In August 1967, Rita and I packed all of our worldly goods into a station wagon and a trailer and left Alabama for a sojourn of three years in Fort Worth, Texas. In order to get a seminary degree in those days, a person needed to relocate (unless fortunate enough to have a seminary in their backyard) in order to get an education and a degree. This meant finding a new job (for at least one family member), a place to live, and a new church (where you would serve either as volunteer or paid staff). This also meant leaving behind family and friends (although some people we knew had made the same trek) and a church context that we were very familiar with and we deeply involved. Was it worth the effort? Yes. The education and the friendships were valuable. Could it have been done another way? Perhaps not then but now there are alternatives. Through initiative like the Tennessee center, we are taking a new look at the old paradigm and coming up with creative alternatives.
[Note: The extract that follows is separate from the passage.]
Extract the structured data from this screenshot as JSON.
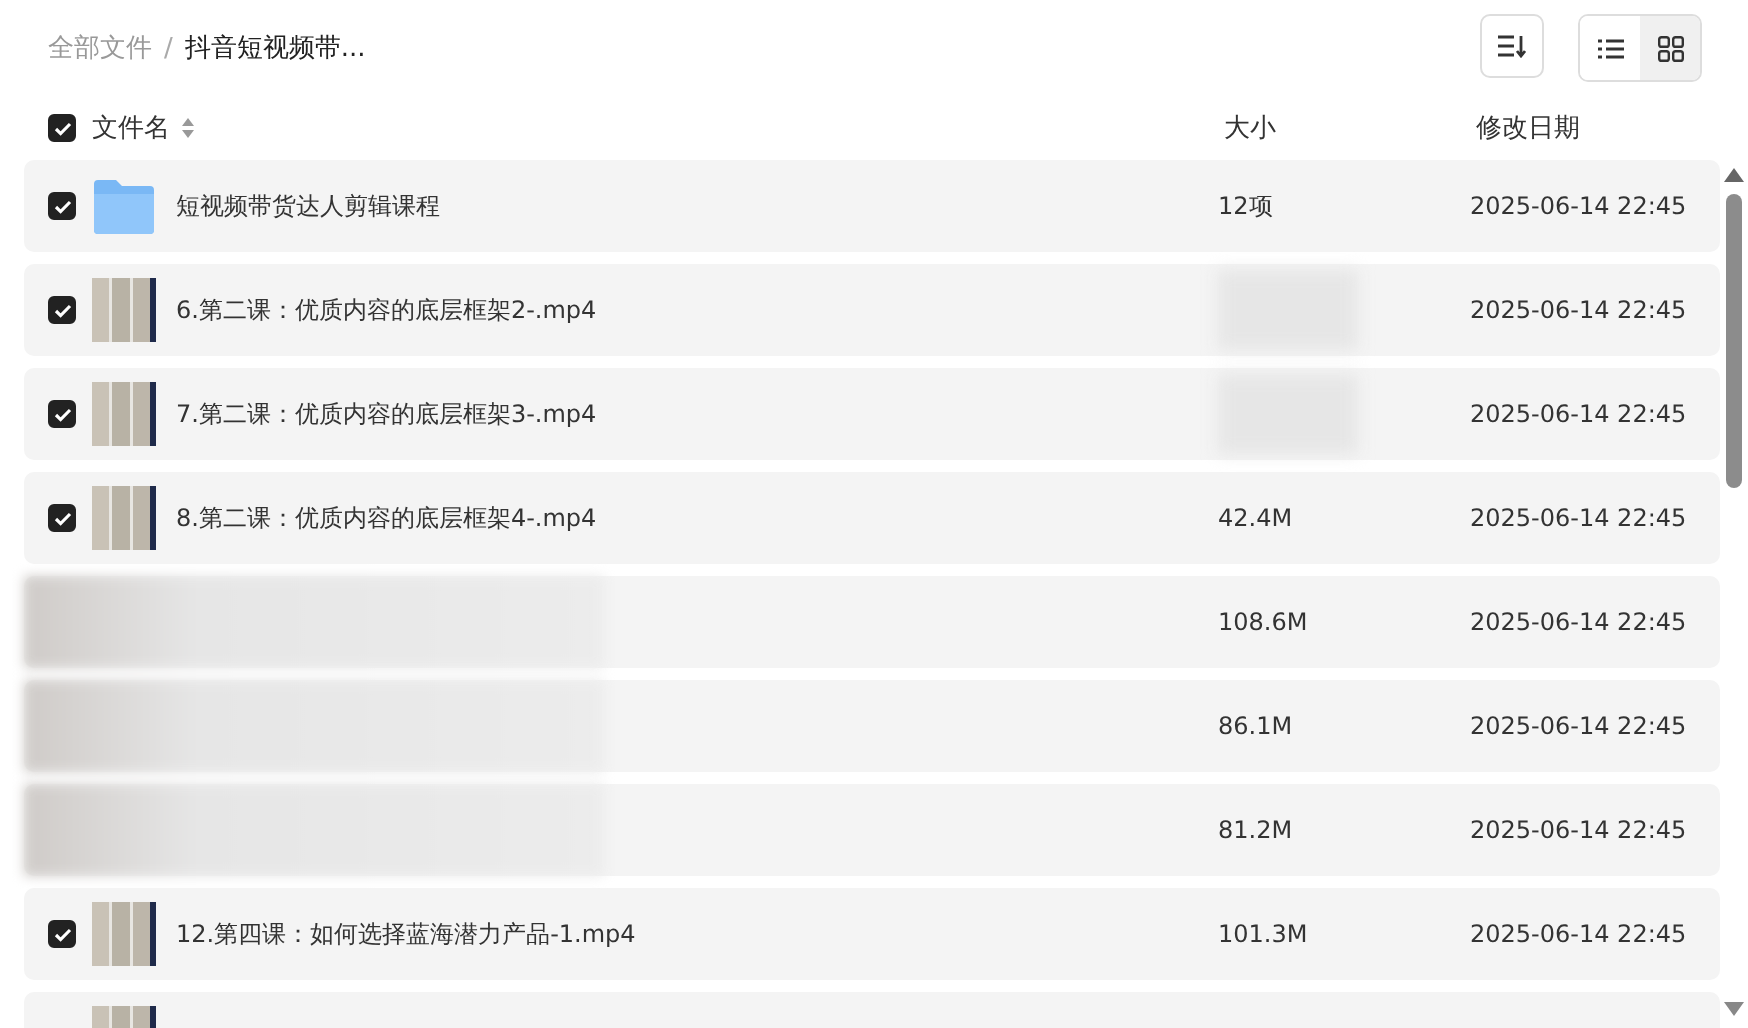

One new approach is fully accredited centers like those Central has established in Wisconsin and Tennessee. Other seminaries pioneered this approach and, for those seminaries that want to survive, this will become more common in the days ahead. Seminaries partner with churches, judicatories, or other institutions to create these centers. Students can now stay where their extended families, jobs, and places of ministry are located and still get a degree.
Another option available to students now is online study. At present, the Association of Theological Schools allows students to take up to two-thirds of their course work for the Master of Divinity degree online. The remainder must be taken in residence. The goal of Central is to eventually offer all classes online although one-third of the classes still must be completed onsite in Shawnee, Murfreesboro, or Milwaukee. This provides students a great deal of flexibility in their schedule planning. Are there some courses that are more appropriately taught in a classroom setting rather than in a virtual environment? That question is still open for debate not only among theological educators but all educators who consider this alternative pedagogical approach. I will reserve my opinion for another time, but this creative approach is certainly increasing the options for theological students.
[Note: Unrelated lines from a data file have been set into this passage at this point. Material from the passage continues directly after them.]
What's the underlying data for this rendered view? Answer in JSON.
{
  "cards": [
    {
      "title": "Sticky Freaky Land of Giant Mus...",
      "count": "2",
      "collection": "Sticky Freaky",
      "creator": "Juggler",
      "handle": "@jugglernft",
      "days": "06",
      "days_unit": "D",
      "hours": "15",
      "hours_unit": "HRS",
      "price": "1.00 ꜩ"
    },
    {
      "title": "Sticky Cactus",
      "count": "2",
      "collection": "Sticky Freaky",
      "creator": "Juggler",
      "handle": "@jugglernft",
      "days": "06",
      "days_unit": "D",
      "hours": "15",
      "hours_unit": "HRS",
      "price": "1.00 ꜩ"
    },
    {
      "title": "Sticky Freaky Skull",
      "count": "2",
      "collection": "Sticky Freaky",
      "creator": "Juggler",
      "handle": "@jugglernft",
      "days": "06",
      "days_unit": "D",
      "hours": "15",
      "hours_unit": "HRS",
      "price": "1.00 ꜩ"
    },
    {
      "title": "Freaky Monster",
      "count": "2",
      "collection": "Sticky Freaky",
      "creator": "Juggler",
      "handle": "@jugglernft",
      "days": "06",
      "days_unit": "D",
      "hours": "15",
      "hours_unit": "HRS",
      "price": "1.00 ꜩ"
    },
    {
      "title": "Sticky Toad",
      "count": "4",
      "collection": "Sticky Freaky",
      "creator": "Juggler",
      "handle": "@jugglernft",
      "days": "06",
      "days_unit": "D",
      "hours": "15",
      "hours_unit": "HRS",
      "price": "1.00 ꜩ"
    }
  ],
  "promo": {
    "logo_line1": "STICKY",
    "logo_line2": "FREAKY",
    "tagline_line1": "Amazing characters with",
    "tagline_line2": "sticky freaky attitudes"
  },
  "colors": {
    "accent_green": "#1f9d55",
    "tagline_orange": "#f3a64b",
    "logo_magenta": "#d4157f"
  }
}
Since many of the CBF-related seminaries are not large enough to offer specializations in youth ministry, children’s ministry, worship and similar areas, some theological institutions are offering certificate programs that offer training in these areas. Some are for credit and others are non-credit continuing education. They often combine classroom and online components. Whether a person has a theological degree or not, these special training opportunities are a creative way to meet the needs of both ministers and the churches they serve.
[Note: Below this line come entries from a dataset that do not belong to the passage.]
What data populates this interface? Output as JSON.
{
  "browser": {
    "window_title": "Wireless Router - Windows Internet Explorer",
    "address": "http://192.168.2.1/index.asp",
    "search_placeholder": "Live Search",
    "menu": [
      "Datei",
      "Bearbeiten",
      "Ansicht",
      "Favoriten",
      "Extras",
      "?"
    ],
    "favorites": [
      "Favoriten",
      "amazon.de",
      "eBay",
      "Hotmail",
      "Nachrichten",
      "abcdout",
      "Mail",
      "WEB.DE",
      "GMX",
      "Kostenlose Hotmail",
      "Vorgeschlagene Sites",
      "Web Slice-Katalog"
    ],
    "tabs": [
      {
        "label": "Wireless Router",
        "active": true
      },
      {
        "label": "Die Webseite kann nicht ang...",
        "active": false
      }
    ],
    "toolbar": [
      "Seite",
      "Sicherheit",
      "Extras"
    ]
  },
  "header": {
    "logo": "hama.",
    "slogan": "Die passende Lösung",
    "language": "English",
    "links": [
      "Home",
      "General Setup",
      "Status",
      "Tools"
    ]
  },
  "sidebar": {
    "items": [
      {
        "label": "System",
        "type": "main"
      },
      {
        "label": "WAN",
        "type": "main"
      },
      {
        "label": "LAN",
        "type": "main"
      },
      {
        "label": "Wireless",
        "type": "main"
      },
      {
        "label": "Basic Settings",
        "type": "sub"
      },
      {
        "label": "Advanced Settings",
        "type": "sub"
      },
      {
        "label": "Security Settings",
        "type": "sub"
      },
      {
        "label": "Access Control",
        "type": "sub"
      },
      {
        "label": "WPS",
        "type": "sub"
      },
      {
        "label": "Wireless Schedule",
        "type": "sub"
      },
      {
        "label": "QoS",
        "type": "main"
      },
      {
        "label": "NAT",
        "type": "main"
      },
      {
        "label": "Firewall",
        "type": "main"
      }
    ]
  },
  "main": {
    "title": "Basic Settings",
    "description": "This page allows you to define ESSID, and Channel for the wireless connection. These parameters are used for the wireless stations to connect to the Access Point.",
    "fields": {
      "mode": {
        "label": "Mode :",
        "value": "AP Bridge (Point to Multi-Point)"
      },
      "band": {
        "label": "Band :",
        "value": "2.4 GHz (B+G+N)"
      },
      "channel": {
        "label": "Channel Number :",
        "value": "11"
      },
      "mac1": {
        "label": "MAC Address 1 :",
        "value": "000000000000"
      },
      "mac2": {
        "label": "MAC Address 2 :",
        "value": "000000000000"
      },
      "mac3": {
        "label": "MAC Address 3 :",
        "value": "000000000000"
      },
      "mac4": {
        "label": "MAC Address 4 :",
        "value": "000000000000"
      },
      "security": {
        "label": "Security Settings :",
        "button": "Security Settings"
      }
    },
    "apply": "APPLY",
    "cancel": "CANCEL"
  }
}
Seminaries are also finding other ways to respond to the need for continuing education or lifelong learning. The Doctor of Ministry degree, first offered in the 1960s, is a structured approach to continuing education that requires academic rigor while taking seriously the needs of a specific ministry setting. Central has recently launched such a program hosted at the Shawnee campus. Central also offers a Master of Arts in Missional Church Studies that builds on the Master of Divinity degree. Other seminaries offer degrees that seek to address the need to acquire specific knowledge, techniques, and skills for a particular ministry. All of these may not necessarily be offered in every place where a seminary has a teaching site and some may be unique to a particular setting. For example, I would love to see the Tennessee Center take advantage of area resources and one day offer a Master’s program focused on entrepreneurial leadership.
Of course, seminaries like Central continue to offer resources to lifelong learners through access to regular classes taught at the main campus or centers but may also go to churches, universities, or other settings to make these classes accessible.
Some of these ideas are new but others have been around for years and have only adopted new delivery systems. Whether old or new, varied approaches increase both the accessibility and the effectiveness of theological education. Those theological institutions that are not afraid to try something new while maintaining quality instruction will not only survive but prosper in the years ahead.